#### Task to carry out:
Reproduce all the entries precisely.
──────── Data to examine
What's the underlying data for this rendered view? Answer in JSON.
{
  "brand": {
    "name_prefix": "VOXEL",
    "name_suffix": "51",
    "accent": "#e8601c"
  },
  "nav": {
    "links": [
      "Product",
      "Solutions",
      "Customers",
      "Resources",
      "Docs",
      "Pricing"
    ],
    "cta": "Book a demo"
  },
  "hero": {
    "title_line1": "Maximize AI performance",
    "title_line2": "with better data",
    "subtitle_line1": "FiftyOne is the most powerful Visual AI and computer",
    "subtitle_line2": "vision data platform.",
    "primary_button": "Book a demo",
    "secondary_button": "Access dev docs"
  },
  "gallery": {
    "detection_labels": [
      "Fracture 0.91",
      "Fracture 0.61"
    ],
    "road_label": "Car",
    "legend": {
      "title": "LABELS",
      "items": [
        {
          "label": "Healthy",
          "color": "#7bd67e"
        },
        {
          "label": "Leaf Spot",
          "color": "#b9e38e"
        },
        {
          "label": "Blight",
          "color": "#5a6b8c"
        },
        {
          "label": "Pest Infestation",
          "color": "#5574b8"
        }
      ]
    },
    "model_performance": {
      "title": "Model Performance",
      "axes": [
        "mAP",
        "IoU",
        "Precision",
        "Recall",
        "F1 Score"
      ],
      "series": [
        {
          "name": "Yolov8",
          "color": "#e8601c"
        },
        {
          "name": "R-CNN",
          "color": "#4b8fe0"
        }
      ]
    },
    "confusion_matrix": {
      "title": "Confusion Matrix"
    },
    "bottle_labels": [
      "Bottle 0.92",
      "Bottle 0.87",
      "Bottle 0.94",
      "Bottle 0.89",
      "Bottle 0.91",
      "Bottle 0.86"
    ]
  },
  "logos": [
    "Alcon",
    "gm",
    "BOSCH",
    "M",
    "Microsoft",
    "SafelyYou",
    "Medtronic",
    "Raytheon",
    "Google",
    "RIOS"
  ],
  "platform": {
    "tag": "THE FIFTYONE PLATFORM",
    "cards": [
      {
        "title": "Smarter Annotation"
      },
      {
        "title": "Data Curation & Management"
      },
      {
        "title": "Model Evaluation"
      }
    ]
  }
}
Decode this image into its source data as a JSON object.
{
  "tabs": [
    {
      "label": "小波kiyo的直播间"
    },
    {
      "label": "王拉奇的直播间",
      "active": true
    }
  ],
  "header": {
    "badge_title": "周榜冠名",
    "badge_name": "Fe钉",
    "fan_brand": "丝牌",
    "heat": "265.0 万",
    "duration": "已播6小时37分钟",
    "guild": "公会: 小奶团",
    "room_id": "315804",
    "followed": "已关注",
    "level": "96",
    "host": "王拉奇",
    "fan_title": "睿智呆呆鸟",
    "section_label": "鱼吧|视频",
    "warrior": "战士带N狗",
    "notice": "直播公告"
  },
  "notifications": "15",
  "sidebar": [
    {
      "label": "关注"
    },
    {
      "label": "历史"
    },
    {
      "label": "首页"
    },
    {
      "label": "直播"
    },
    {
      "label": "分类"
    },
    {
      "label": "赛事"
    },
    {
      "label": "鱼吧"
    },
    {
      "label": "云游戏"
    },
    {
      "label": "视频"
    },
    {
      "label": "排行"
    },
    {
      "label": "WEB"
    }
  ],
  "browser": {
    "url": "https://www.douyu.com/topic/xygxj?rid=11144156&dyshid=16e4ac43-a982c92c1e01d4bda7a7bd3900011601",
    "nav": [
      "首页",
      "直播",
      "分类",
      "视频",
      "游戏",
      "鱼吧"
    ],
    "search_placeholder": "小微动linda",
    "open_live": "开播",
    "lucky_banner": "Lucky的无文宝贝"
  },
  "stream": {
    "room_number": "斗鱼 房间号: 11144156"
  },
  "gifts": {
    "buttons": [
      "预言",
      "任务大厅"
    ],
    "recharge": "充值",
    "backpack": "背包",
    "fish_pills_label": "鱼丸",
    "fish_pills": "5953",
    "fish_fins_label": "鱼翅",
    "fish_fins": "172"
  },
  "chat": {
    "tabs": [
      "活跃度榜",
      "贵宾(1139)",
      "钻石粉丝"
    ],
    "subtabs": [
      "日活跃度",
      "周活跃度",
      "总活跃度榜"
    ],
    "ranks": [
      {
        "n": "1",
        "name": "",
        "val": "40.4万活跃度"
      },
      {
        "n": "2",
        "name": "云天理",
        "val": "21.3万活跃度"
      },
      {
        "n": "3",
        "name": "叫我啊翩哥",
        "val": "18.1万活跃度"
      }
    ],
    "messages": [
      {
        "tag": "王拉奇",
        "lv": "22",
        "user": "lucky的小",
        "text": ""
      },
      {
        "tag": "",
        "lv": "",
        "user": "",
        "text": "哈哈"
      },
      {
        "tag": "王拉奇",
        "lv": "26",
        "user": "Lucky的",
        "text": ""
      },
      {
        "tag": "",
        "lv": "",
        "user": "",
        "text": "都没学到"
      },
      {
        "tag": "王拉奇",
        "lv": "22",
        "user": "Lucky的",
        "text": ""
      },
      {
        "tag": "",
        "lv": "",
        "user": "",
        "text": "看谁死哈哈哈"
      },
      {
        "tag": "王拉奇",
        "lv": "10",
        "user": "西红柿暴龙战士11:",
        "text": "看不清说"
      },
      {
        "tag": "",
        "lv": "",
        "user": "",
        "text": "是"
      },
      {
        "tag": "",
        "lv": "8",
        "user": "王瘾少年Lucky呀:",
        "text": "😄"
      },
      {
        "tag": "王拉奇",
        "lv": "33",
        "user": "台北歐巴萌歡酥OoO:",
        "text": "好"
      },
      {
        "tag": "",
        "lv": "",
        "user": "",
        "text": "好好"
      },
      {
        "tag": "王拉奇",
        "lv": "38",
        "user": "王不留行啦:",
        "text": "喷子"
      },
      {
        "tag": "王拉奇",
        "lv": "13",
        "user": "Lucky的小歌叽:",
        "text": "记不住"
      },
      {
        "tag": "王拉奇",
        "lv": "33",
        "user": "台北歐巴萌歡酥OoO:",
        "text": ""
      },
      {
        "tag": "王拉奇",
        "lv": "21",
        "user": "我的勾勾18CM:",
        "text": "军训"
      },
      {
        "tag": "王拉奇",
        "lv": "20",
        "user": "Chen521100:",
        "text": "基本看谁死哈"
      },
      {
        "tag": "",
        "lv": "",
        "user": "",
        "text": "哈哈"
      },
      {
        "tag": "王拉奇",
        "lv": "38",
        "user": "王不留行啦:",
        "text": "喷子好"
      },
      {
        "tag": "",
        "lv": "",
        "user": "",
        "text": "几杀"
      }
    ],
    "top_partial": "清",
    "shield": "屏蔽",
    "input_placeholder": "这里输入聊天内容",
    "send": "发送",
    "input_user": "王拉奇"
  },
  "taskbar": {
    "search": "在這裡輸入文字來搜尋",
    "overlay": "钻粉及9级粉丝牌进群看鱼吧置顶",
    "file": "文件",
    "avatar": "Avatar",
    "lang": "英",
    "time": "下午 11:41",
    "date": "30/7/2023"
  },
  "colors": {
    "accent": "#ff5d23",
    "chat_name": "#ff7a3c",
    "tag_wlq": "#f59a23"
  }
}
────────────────
#### Answer below:
What's the underlying data for this rendered view? Answer in JSON.
{
  "brand": {
    "name_prefix": "VOXEL",
    "name_suffix": "51",
    "accent": "#e8601c"
  },
  "nav": {
    "links": [
      "Product",
      "Solutions",
      "Customers",
      "Resources",
      "Docs",
      "Pricing"
    ],
    "cta": "Book a demo"
  },
  "hero": {
    "title_line1": "Maximize AI performance",
    "title_line2": "with better data",
    "subtitle_line1": "FiftyOne is the most powerful Visual AI and computer",
    "subtitle_line2": "vision data platform.",
    "primary_button": "Book a demo",
    "secondary_button": "Access dev docs"
  },
  "gallery": {
    "detection_labels": [
      "Fracture 0.91",
      "Fracture 0.61"
    ],
    "road_label": "Car",
    "legend": {
      "title": "LABELS",
      "items": [
        {
          "label": "Healthy",
          "color": "#7bd67e"
        },
        {
          "label": "Leaf Spot",
          "color": "#b9e38e"
        },
        {
          "label": "Blight",
          "color": "#5a6b8c"
        },
        {
          "label": "Pest Infestation",
          "color": "#5574b8"
        }
      ]
    },
    "model_performance": {
      "title": "Model Performance",
      "axes": [
        "mAP",
        "IoU",
        "Precision",
        "Recall",
        "F1 Score"
      ],
      "series": [
        {
          "name": "Yolov8",
          "color": "#e8601c"
        },
        {
          "name": "R-CNN",
          "color": "#4b8fe0"
        }
      ]
    },
    "confusion_matrix": {
      "title": "Confusion Matrix"
    },
    "bottle_labels": [
      "Bottle 0.92",
      "Bottle 0.87",
      "Bottle 0.94",
      "Bottle 0.89",
      "Bottle 0.91",
      "Bottle 0.86"
    ]
  },
  "logos": [
    "Alcon",
    "gm",
    "BOSCH",
    "M",
    "Microsoft",
    "SafelyYou",
    "Medtronic",
    "Raytheon",
    "Google",
    "RIOS"
  ],
  "platform": {
    "tag": "THE FIFTYONE PLATFORM",
    "cards": [
      {
        "title": "Smarter Annotation"
      },
      {
        "title": "Data Curation & Management"
      },
      {
        "title": "Model Evaluation"
      }
    ]
  }
}
Decode this image into its source data as a JSON object.
{
  "tabs": [
    {
      "label": "小波kiyo的直播间"
    },
    {
      "label": "王拉奇的直播间",
      "active": true
    }
  ],
  "header": {
    "badge_title": "周榜冠名",
    "badge_name": "Fe钉",
    "fan_brand": "丝牌",
    "heat": "265.0 万",
    "duration": "已播6小时37分钟",
    "guild": "公会: 小奶团",
    "room_id": "315804",
    "followed": "已关注",
    "level": "96",
    "host": "王拉奇",
    "fan_title": "睿智呆呆鸟",
    "section_label": "鱼吧|视频",
    "warrior": "战士带N狗",
    "notice": "直播公告"
  },
  "notifications": "15",
  "sidebar": [
    {
      "label": "关注"
    },
    {
      "label": "历史"
    },
    {
      "label": "首页"
    },
    {
      "label": "直播"
    },
    {
      "label": "分类"
    },
    {
      "label": "赛事"
    },
    {
      "label": "鱼吧"
    },
    {
      "label": "云游戏"
    },
    {
      "label": "视频"
    },
    {
      "label": "排行"
    },
    {
      "label": "WEB"
    }
  ],
  "browser": {
    "url": "https://www.douyu.com/topic/xygxj?rid=11144156&dyshid=16e4ac43-a982c92c1e01d4bda7a7bd3900011601",
    "nav": [
      "首页",
      "直播",
      "分类",
      "视频",
      "游戏",
      "鱼吧"
    ],
    "search_placeholder": "小微动linda",
    "open_live": "开播",
    "lucky_banner": "Lucky的无文宝贝"
  },
  "stream": {
    "room_number": "斗鱼 房间号: 11144156"
  },
  "gifts": {
    "buttons": [
      "预言",
      "任务大厅"
    ],
    "recharge": "充值",
    "backpack": "背包",
    "fish_pills_label": "鱼丸",
    "fish_pills": "5953",
    "fish_fins_label": "鱼翅",
    "fish_fins": "172"
  },
  "chat": {
    "tabs": [
      "活跃度榜",
      "贵宾(1139)",
      "钻石粉丝"
    ],
    "subtabs": [
      "日活跃度",
      "周活跃度",
      "总活跃度榜"
    ],
    "ranks": [
      {
        "n": "1",
        "name": "",
        "val": "40.4万活跃度"
      },
      {
        "n": "2",
        "name": "云天理",
        "val": "21.3万活跃度"
      },
      {
        "n": "3",
        "name": "叫我啊翩哥",
        "val": "18.1万活跃度"
      }
    ],
    "messages": [
      {
        "tag": "王拉奇",
        "lv": "22",
        "user": "lucky的小",
        "text": ""
      },
      {
        "tag": "",
        "lv": "",
        "user": "",
        "text": "哈哈"
      },
      {
        "tag": "王拉奇",
        "lv": "26",
        "user": "Lucky的",
        "text": ""
      },
      {
        "tag": "",
        "lv": "",
        "user": "",
        "text": "都没学到"
      },
      {
        "tag": "王拉奇",
        "lv": "22",
        "user": "Lucky的",
        "text": ""
      },
      {
        "tag": "",
        "lv": "",
        "user": "",
        "text": "看谁死哈哈哈"
      },
      {
        "tag": "王拉奇",
        "lv": "10",
        "user": "西红柿暴龙战士11:",
        "text": "看不清说"
      },
      {
        "tag": "",
        "lv": "",
        "user": "",
        "text": "是"
      },
      {
        "tag": "",
        "lv": "8",
        "user": "王瘾少年Lucky呀:",
        "text": "😄"
      },
      {
        "tag": "王拉奇",
        "lv": "33",
        "user": "台北歐巴萌歡酥OoO:",
        "text": "好"
      },
      {
        "tag": "",
        "lv": "",
        "user": "",
        "text": "好好"
      },
      {
        "tag": "王拉奇",
        "lv": "38",
        "user": "王不留行啦:",
        "text": "喷子"
      },
      {
        "tag": "王拉奇",
        "lv": "13",
        "user": "Lucky的小歌叽:",
        "text": "记不住"
      },
      {
        "tag": "王拉奇",
        "lv": "33",
        "user": "台北歐巴萌歡酥OoO:",
        "text": ""
      },
      {
        "tag": "王拉奇",
        "lv": "21",
        "user": "我的勾勾18CM:",
        "text": "军训"
      },
      {
        "tag": "王拉奇",
        "lv": "20",
        "user": "Chen521100:",
        "text": "基本看谁死哈"
      },
      {
        "tag": "",
        "lv": "",
        "user": "",
        "text": "哈哈"
      },
      {
        "tag": "王拉奇",
        "lv": "38",
        "user": "王不留行啦:",
        "text": "喷子好"
      },
      {
        "tag": "",
        "lv": "",
        "user": "",
        "text": "几杀"
      }
    ],
    "top_partial": "清",
    "shield": "屏蔽",
    "input_placeholder": "这里输入聊天内容",
    "send": "发送",
    "input_user": "王拉奇"
  },
  "taskbar": {
    "search": "在這裡輸入文字來搜尋",
    "overlay": "钻粉及9级粉丝牌进群看鱼吧置顶",
    "file": "文件",
    "avatar": "Avatar",
    "lang": "英",
    "time": "下午 11:41",
    "date": "30/7/2023"
  },
  "colors": {
    "accent": "#ff5d23",
    "chat_name": "#ff7a3c",
    "tag_wlq": "#f59a23"
  }
}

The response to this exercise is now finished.